**REQUIREMENT:**
From the entries that follow, copy each line in which "cursos" appears.

**ENTRIES PROVIDED:**
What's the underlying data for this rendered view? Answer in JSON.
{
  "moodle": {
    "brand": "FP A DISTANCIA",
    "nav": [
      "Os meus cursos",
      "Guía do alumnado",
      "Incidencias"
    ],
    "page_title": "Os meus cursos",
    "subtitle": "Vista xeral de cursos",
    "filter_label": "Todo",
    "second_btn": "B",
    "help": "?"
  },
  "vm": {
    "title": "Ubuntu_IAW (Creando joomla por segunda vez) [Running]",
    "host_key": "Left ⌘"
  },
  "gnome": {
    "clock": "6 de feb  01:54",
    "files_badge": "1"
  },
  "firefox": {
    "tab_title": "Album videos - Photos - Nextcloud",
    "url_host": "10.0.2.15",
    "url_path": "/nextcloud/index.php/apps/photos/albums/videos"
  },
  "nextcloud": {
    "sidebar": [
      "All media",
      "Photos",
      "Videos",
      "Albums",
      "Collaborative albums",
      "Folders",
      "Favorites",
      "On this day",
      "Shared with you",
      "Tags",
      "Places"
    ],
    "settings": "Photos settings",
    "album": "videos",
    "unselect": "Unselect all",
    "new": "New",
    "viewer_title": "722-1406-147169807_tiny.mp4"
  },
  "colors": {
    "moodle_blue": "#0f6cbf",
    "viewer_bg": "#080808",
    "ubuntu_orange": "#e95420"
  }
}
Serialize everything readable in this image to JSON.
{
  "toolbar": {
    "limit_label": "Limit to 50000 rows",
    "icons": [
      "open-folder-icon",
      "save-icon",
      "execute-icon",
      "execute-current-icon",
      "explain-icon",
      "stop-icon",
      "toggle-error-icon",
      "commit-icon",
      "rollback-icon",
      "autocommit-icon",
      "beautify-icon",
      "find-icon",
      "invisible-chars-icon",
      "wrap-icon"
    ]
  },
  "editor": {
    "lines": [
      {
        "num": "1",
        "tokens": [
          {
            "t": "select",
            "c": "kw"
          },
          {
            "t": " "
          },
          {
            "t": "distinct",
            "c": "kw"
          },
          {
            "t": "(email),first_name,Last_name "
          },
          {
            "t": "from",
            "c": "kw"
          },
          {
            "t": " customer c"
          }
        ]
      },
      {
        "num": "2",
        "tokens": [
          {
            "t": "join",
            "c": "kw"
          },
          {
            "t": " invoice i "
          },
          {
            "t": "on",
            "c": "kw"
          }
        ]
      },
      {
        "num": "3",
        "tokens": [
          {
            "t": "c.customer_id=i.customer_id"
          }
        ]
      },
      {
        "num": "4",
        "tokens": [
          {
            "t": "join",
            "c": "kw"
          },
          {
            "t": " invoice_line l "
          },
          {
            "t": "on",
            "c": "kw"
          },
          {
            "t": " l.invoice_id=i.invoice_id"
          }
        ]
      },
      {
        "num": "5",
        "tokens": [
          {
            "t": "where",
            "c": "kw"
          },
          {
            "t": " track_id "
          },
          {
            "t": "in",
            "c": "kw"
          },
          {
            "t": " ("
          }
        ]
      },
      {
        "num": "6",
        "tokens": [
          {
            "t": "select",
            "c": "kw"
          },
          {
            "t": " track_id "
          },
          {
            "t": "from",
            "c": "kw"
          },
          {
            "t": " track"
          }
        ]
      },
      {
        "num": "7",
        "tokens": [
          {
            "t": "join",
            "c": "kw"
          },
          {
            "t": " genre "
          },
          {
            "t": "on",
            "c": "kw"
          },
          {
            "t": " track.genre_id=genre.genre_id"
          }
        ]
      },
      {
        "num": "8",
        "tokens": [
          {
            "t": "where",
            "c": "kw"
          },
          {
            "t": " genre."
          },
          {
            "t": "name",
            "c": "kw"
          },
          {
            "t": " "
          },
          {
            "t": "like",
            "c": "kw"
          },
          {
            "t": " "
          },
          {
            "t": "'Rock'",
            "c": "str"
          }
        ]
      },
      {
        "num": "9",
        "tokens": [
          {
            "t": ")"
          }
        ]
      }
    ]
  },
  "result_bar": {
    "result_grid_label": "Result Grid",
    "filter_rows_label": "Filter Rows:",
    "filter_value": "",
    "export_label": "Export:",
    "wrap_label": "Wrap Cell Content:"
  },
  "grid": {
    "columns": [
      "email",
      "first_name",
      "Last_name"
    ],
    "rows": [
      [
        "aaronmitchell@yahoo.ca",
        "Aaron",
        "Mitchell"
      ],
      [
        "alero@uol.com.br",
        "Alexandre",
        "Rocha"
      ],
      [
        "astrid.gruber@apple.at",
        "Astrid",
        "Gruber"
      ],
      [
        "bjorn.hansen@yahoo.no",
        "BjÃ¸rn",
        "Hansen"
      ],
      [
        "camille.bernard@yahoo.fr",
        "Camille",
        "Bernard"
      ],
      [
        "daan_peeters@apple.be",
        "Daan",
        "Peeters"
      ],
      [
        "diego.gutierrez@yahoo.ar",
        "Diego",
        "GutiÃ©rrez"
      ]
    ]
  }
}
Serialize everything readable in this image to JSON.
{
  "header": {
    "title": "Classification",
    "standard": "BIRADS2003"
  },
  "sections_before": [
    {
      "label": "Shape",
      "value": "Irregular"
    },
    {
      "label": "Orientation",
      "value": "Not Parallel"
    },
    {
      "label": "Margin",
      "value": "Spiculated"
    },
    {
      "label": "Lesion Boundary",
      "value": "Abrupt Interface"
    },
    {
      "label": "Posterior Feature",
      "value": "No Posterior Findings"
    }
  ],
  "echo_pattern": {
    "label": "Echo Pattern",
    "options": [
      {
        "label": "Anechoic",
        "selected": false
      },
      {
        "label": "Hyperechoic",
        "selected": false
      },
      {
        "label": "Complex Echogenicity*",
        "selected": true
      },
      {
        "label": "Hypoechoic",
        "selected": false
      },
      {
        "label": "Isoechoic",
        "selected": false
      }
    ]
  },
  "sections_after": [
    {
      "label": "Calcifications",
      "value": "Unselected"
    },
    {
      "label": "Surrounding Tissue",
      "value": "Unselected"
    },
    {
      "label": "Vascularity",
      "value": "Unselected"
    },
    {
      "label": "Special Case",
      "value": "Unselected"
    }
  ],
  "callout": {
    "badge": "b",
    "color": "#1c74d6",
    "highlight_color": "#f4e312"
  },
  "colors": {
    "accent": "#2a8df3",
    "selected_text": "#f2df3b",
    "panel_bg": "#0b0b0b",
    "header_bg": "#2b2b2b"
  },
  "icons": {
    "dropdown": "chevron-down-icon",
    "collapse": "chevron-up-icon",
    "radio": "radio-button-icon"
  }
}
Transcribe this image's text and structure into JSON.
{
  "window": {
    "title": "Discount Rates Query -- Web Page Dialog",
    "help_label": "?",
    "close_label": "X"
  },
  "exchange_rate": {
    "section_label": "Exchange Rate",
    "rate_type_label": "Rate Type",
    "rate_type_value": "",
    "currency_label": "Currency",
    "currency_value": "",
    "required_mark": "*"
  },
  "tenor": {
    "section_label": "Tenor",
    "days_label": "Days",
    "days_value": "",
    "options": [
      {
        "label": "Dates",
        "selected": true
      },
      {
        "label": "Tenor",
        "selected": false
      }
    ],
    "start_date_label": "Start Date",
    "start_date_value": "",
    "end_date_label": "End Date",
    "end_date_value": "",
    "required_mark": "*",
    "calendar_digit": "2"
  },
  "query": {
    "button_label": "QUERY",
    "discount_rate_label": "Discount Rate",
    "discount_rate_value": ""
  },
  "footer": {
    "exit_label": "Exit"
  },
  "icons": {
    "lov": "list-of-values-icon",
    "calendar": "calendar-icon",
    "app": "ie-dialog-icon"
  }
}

**EXPECTED ANSWER:**
      "Os meus cursos",
    "page_title": "Os meus cursos",
    "subtitle": "Vista xeral de cursos",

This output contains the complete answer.